There is an honesty in the work of artists like Leonard, Bourgeois and Edwards. Repair is attractive for many reasons. It helps us think about how to take care of the things we own. It makes us aware of what we are wasting and what we need to hold on to. Hopefully this requires us to be more thoughtful. But there’s also something invigorating about these works that recognize that repair doesn’t need to be cared for, and that wounds don’t always heal without a trace. Such works ask us to approach reparation as an act that does more than restore what came before. It invites us to look closer and see the alterations, the points where the needle has pierced the surface and brought together something new.

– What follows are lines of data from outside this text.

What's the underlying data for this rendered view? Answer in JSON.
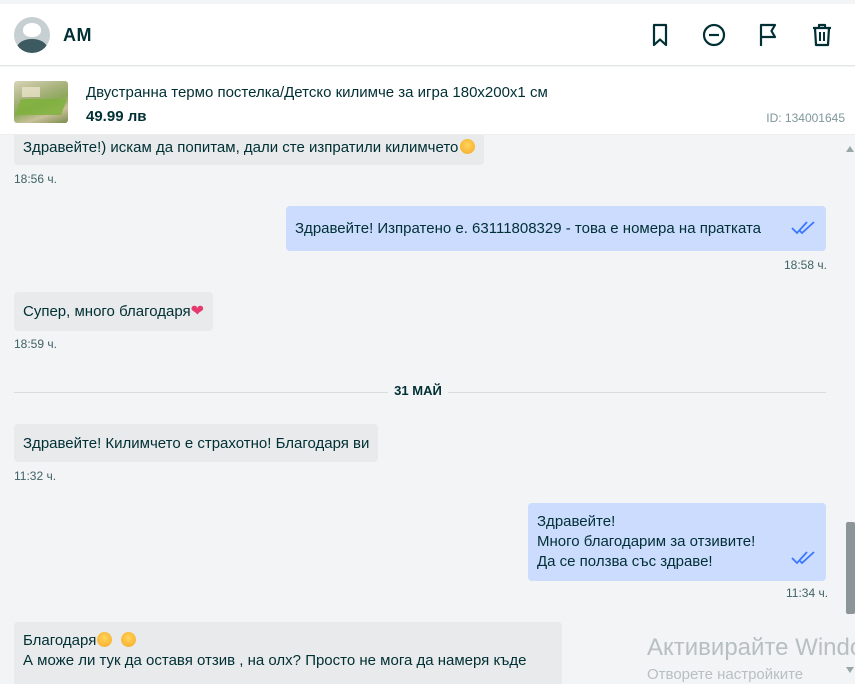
{
  "header": {
    "username": "AM",
    "icons": [
      "bookmark-icon",
      "block-icon",
      "flag-icon",
      "trash-icon"
    ]
  },
  "product": {
    "title": "Двустранна термо постелка/Детско килимче за игра 180x200x1 см",
    "price": "49.99 лв",
    "id": "ID: 134001645"
  },
  "messages": [
    {
      "direction": "in",
      "text": "Здравейте!) искам да попитам, дали сте изпратили килимчето",
      "emoji": "smile",
      "time": "18:56 ч."
    },
    {
      "direction": "out",
      "text": "Здравейте! Изпратено е. 63111808329 - това е номера на пратката",
      "time": "18:58 ч.",
      "read": true
    },
    {
      "direction": "in",
      "text": "Супер, много благодаря",
      "emoji": "heart",
      "time": "18:59 ч."
    },
    {
      "day_separator": "31 МАЙ"
    },
    {
      "direction": "in",
      "text": "Здравейте! Килимчето е страхотно! Благодаря ви",
      "time": "11:32 ч."
    },
    {
      "direction": "out",
      "lines": [
        "Здравейте!",
        "Много благодарим за отзивите!",
        "Да се ползва със здраве!"
      ],
      "time": "11:34 ч.",
      "read": true
    },
    {
      "direction": "in",
      "lines": [
        "Благодаря",
        "А може ли тук да оставя отзив , на олх? Просто не мога да намеря къде"
      ],
      "emoji": "smile"
    }
  ],
  "watermark": {
    "line1": "Активирайте Windows",
    "line2": "Отворете настройките"
  },
  "colors": {
    "incoming_bubble": "#e8eaeb",
    "outgoing_bubble": "#ccdcff",
    "text": "#002f34",
    "read_ticks": "#3a77ff"
  }
}
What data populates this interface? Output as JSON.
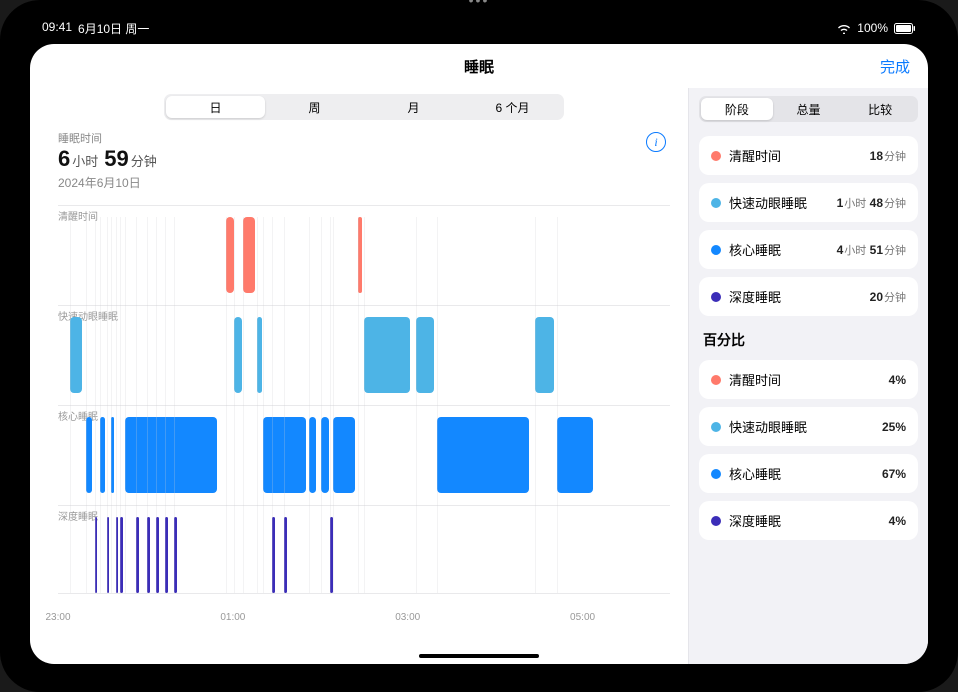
{
  "status": {
    "time": "09:41",
    "date": "6月10日 周一",
    "battery": "100%"
  },
  "header": {
    "title": "睡眠",
    "done": "完成"
  },
  "period_tabs": {
    "day": "日",
    "week": "周",
    "month": "月",
    "six_month": "6 个月"
  },
  "summary": {
    "label": "睡眠时间",
    "hours": "6",
    "hours_unit": "小时",
    "minutes": "59",
    "minutes_unit": "分钟",
    "date": "2024年6月10日"
  },
  "stage_labels": {
    "awake": "清醒时间",
    "rem": "快速动眼睡眠",
    "core": "核心睡眠",
    "deep": "深度睡眠"
  },
  "x_ticks": [
    "23:00",
    "01:00",
    "03:00",
    "05:00"
  ],
  "sidebar_tabs": {
    "stage": "阶段",
    "total": "总量",
    "compare": "比较"
  },
  "durations": {
    "awake": {
      "num": "18",
      "unit": "分钟"
    },
    "rem": {
      "h": "1",
      "hu": "小时",
      "m": "48",
      "mu": "分钟"
    },
    "core": {
      "h": "4",
      "hu": "小时",
      "m": "51",
      "mu": "分钟"
    },
    "deep": {
      "num": "20",
      "unit": "分钟"
    }
  },
  "percent_title": "百分比",
  "percents": {
    "awake": "4%",
    "rem": "25%",
    "core": "67%",
    "deep": "4%"
  },
  "colors": {
    "awake": "#ff7a6b",
    "rem": "#4db4e6",
    "core": "#1388ff",
    "deep": "#3b2db8"
  },
  "chart_data": {
    "type": "bar",
    "xlabel": "",
    "ylabel": "",
    "x_range_hours": [
      23,
      30
    ],
    "stages": [
      "清醒时间",
      "快速动眼睡眠",
      "核心睡眠",
      "深度睡眠"
    ],
    "rows": {
      "awake": {
        "top_pct": 0,
        "height_pct": 22
      },
      "rem": {
        "top_pct": 25,
        "height_pct": 22
      },
      "core": {
        "top_pct": 50,
        "height_pct": 22
      },
      "deep": {
        "top_pct": 75,
        "height_pct": 22
      }
    },
    "segments": [
      {
        "stage": "rem",
        "left_pct": 2.0,
        "width_pct": 2.0
      },
      {
        "stage": "core",
        "left_pct": 4.5,
        "width_pct": 1.0
      },
      {
        "stage": "deep",
        "left_pct": 6.0,
        "width_pct": 0.4
      },
      {
        "stage": "core",
        "left_pct": 6.8,
        "width_pct": 0.8
      },
      {
        "stage": "deep",
        "left_pct": 8.0,
        "width_pct": 0.4
      },
      {
        "stage": "core",
        "left_pct": 8.6,
        "width_pct": 0.6
      },
      {
        "stage": "deep",
        "left_pct": 9.4,
        "width_pct": 0.4
      },
      {
        "stage": "deep",
        "left_pct": 10.2,
        "width_pct": 0.4
      },
      {
        "stage": "core",
        "left_pct": 11.0,
        "width_pct": 15.0
      },
      {
        "stage": "deep",
        "left_pct": 12.8,
        "width_pct": 0.5
      },
      {
        "stage": "deep",
        "left_pct": 14.5,
        "width_pct": 0.5
      },
      {
        "stage": "deep",
        "left_pct": 16.0,
        "width_pct": 0.5
      },
      {
        "stage": "deep",
        "left_pct": 17.5,
        "width_pct": 0.5
      },
      {
        "stage": "deep",
        "left_pct": 19.0,
        "width_pct": 0.5
      },
      {
        "stage": "awake",
        "left_pct": 27.5,
        "width_pct": 1.2
      },
      {
        "stage": "rem",
        "left_pct": 28.8,
        "width_pct": 1.2
      },
      {
        "stage": "awake",
        "left_pct": 30.2,
        "width_pct": 2.0
      },
      {
        "stage": "rem",
        "left_pct": 32.5,
        "width_pct": 0.8
      },
      {
        "stage": "core",
        "left_pct": 33.5,
        "width_pct": 7.0
      },
      {
        "stage": "deep",
        "left_pct": 35.0,
        "width_pct": 0.5
      },
      {
        "stage": "deep",
        "left_pct": 37.0,
        "width_pct": 0.5
      },
      {
        "stage": "core",
        "left_pct": 41.0,
        "width_pct": 1.2
      },
      {
        "stage": "core",
        "left_pct": 43.0,
        "width_pct": 1.2
      },
      {
        "stage": "deep",
        "left_pct": 44.5,
        "width_pct": 0.5
      },
      {
        "stage": "core",
        "left_pct": 45.0,
        "width_pct": 3.5
      },
      {
        "stage": "awake",
        "left_pct": 49.0,
        "width_pct": 0.6
      },
      {
        "stage": "rem",
        "left_pct": 50.0,
        "width_pct": 7.5
      },
      {
        "stage": "rem",
        "left_pct": 58.5,
        "width_pct": 3.0
      },
      {
        "stage": "core",
        "left_pct": 62.0,
        "width_pct": 15.0
      },
      {
        "stage": "rem",
        "left_pct": 78.0,
        "width_pct": 3.0
      },
      {
        "stage": "core",
        "left_pct": 81.5,
        "width_pct": 6.0
      }
    ]
  }
}
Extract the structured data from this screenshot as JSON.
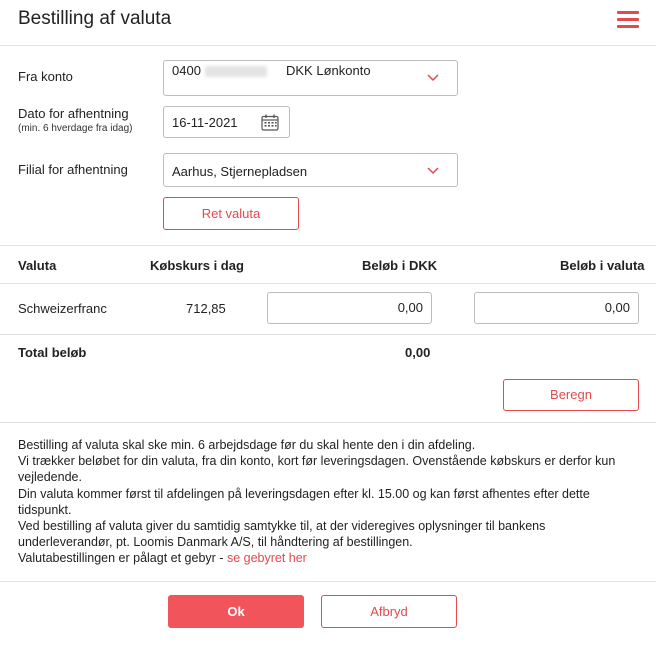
{
  "header": {
    "title": "Bestilling af valuta",
    "menu_icon": "hamburger-menu-icon"
  },
  "form": {
    "fra_konto_label": "Fra konto",
    "account_number": "0400",
    "account_name": "DKK Lønkonto",
    "dato_label": "Dato for afhentning",
    "dato_sublabel": "(min. 6 hverdage fra idag)",
    "date_value": "16-11-2021",
    "filial_label": "Filial for afhentning",
    "filial_value": "Aarhus, Stjernepladsen",
    "ret_valuta_button": "Ret valuta"
  },
  "table": {
    "headers": [
      "Valuta",
      "Købskurs i dag",
      "Beløb i DKK",
      "Beløb i valuta"
    ],
    "row": {
      "valuta": "Schweizerfranc",
      "kobskurs": "712,85",
      "belob_dkk": "0,00",
      "belob_valuta": "0,00"
    },
    "total_label": "Total beløb",
    "total_value": "0,00",
    "beregn_button": "Beregn"
  },
  "info": {
    "line1": "Bestilling af valuta skal ske min. 6 arbejdsdage før du skal hente den i din afdeling.",
    "line2": "Vi trækker beløbet for din valuta, fra din konto, kort før leveringsdagen. Ovenstående købskurs er derfor kun vejledende.",
    "line3": "Din valuta kommer først til afdelingen på leveringsdagen efter kl. 15.00 og kan først afhentes efter dette tidspunkt.",
    "line4": "Ved bestilling af valuta giver du samtidig samtykke til, at der videregives oplysninger til bankens underleverandør, pt. Loomis Danmark A/S, til håndtering af bestillingen.",
    "line5_prefix": "Valutabestillingen er pålagt et gebyr - ",
    "line5_link": "se gebyret her"
  },
  "footer": {
    "ok_button": "Ok",
    "cancel_button": "Afbryd"
  },
  "colors": {
    "accent": "#e5484d",
    "border": "#bdbdbd"
  }
}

And if you liked this story, sign up for the weekly bbc.com features newsletter, called The Essential List. A handpicked selection of stories from BBC Future, Culture, Worklife and Travel, delivered to your inbox every Friday.